What is needed is an exact reproduction of the listing, without its pictures.

****************************************

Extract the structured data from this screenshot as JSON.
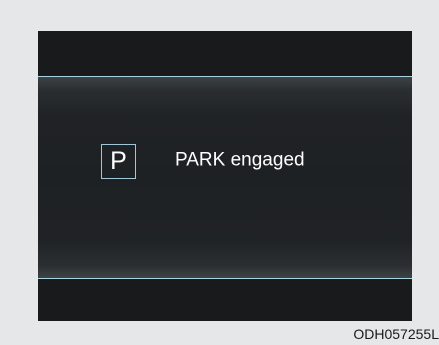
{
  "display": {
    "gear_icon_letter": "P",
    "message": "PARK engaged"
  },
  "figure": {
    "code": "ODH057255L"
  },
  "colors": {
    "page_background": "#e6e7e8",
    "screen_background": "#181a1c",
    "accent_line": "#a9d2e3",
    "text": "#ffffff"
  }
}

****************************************

> _TASK SOLUTION_:
Extract the structured data from this screenshot as JSON.
{
  "display": {
    "gear_icon_letter": "P",
    "message": "PARK engaged"
  },
  "figure": {
    "code": "ODH057255L"
  },
  "colors": {
    "page_background": "#e6e7e8",
    "screen_background": "#181a1c",
    "accent_line": "#a9d2e3",
    "text": "#ffffff"
  }
}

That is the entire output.